> [Aim of the exercise]: Every entry is to be reproduced word for word, but the images are not.

*** Opening Information provided ***

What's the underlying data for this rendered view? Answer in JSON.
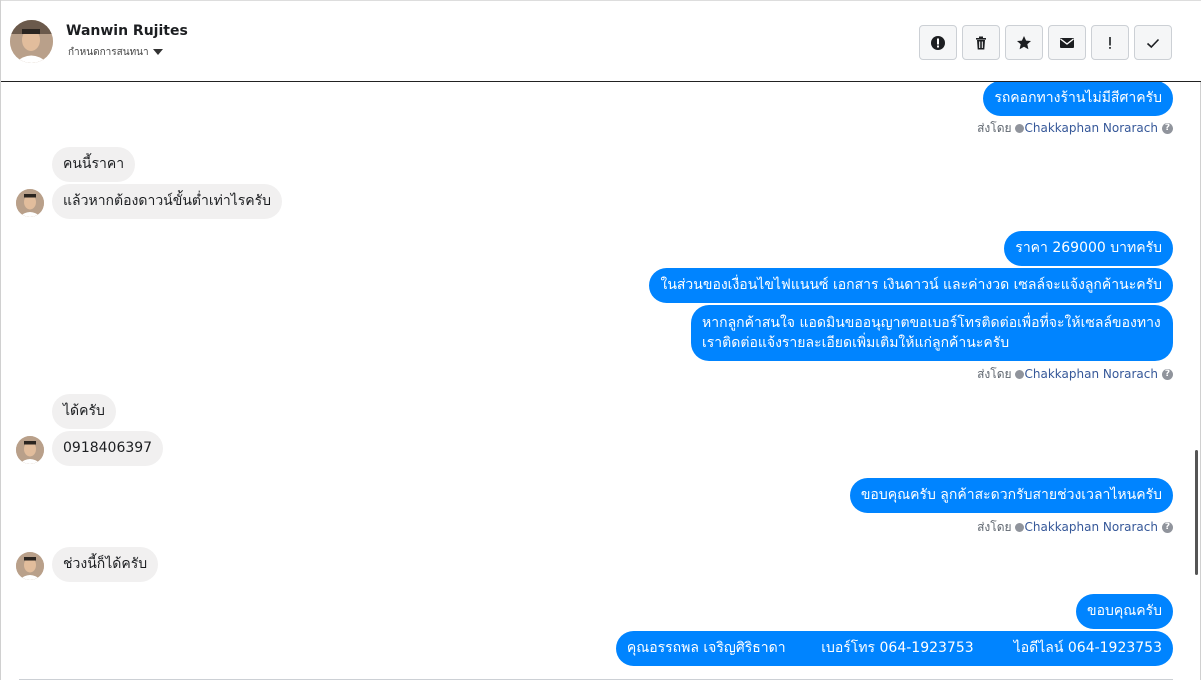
{
  "header": {
    "name": "Wanwin Rujites",
    "subtitle": "กำหนดการสนทนา",
    "tools": [
      "alert-circle-icon",
      "trash-icon",
      "star-icon",
      "envelope-icon",
      "exclamation-icon",
      "checkmark-icon"
    ]
  },
  "messages": {
    "m1": "รถคอกทางร้านไม่มีสีศาครับ",
    "sent1_label": "ส่งโดย",
    "sent1_who": "Chakkaphan Norarach",
    "m2": "คนนี้ราคา",
    "m3": "แล้วหากต้องดาวน์ขั้นต่ำเท่าไรครับ",
    "m4": "ราคา 269000 บาทครับ",
    "m5": "ในส่วนของเงื่อนไขไฟแนนซ์ เอกสาร เงินดาวน์ และค่างวด เซลล์จะแจ้งลูกค้านะครับ",
    "m6": "หากลูกค้าสนใจ แอดมินขออนุญาตขอเบอร์โทรติดต่อเพื่อที่จะให้เซลล์ของทางเราติดต่อแจ้งรายละเอียดเพิ่มเติมให้แก่ลูกค้านะครับ",
    "sent2_label": "ส่งโดย",
    "sent2_who": "Chakkaphan Norarach",
    "m7": "ได้ครับ",
    "m8": "0918406397",
    "m9": "ขอบคุณครับ ลูกค้าสะดวกรับสายช่วงเวลาไหนครับ",
    "sent3_label": "ส่งโดย",
    "sent3_who": "Chakkaphan Norarach",
    "m10": "ช่วงนี้ก็ได้ครับ",
    "m11": "ขอบคุณครับ",
    "m12": "คุณอรรถพล เจริญศิริธาดา        เบอร์โทร 064-1923753         ไอดีไลน์ 064-1923753"
  },
  "colors": {
    "outgoing": "#0084ff",
    "incoming": "#f1f0f0",
    "sender_link": "#365899"
  }
}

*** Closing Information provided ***

> [Response for this exercise]:
What's the underlying data for this rendered view? Answer in JSON.
{
  "header": {
    "name": "Wanwin Rujites",
    "subtitle": "กำหนดการสนทนา",
    "tools": [
      "alert-circle-icon",
      "trash-icon",
      "star-icon",
      "envelope-icon",
      "exclamation-icon",
      "checkmark-icon"
    ]
  },
  "messages": {
    "m1": "รถคอกทางร้านไม่มีสีศาครับ",
    "sent1_label": "ส่งโดย",
    "sent1_who": "Chakkaphan Norarach",
    "m2": "คนนี้ราคา",
    "m3": "แล้วหากต้องดาวน์ขั้นต่ำเท่าไรครับ",
    "m4": "ราคา 269000 บาทครับ",
    "m5": "ในส่วนของเงื่อนไขไฟแนนซ์ เอกสาร เงินดาวน์ และค่างวด เซลล์จะแจ้งลูกค้านะครับ",
    "m6": "หากลูกค้าสนใจ แอดมินขออนุญาตขอเบอร์โทรติดต่อเพื่อที่จะให้เซลล์ของทางเราติดต่อแจ้งรายละเอียดเพิ่มเติมให้แก่ลูกค้านะครับ",
    "sent2_label": "ส่งโดย",
    "sent2_who": "Chakkaphan Norarach",
    "m7": "ได้ครับ",
    "m8": "0918406397",
    "m9": "ขอบคุณครับ ลูกค้าสะดวกรับสายช่วงเวลาไหนครับ",
    "sent3_label": "ส่งโดย",
    "sent3_who": "Chakkaphan Norarach",
    "m10": "ช่วงนี้ก็ได้ครับ",
    "m11": "ขอบคุณครับ",
    "m12": "คุณอรรถพล เจริญศิริธาดา        เบอร์โทร 064-1923753         ไอดีไลน์ 064-1923753"
  },
  "colors": {
    "outgoing": "#0084ff",
    "incoming": "#f1f0f0",
    "sender_link": "#365899"
  }
}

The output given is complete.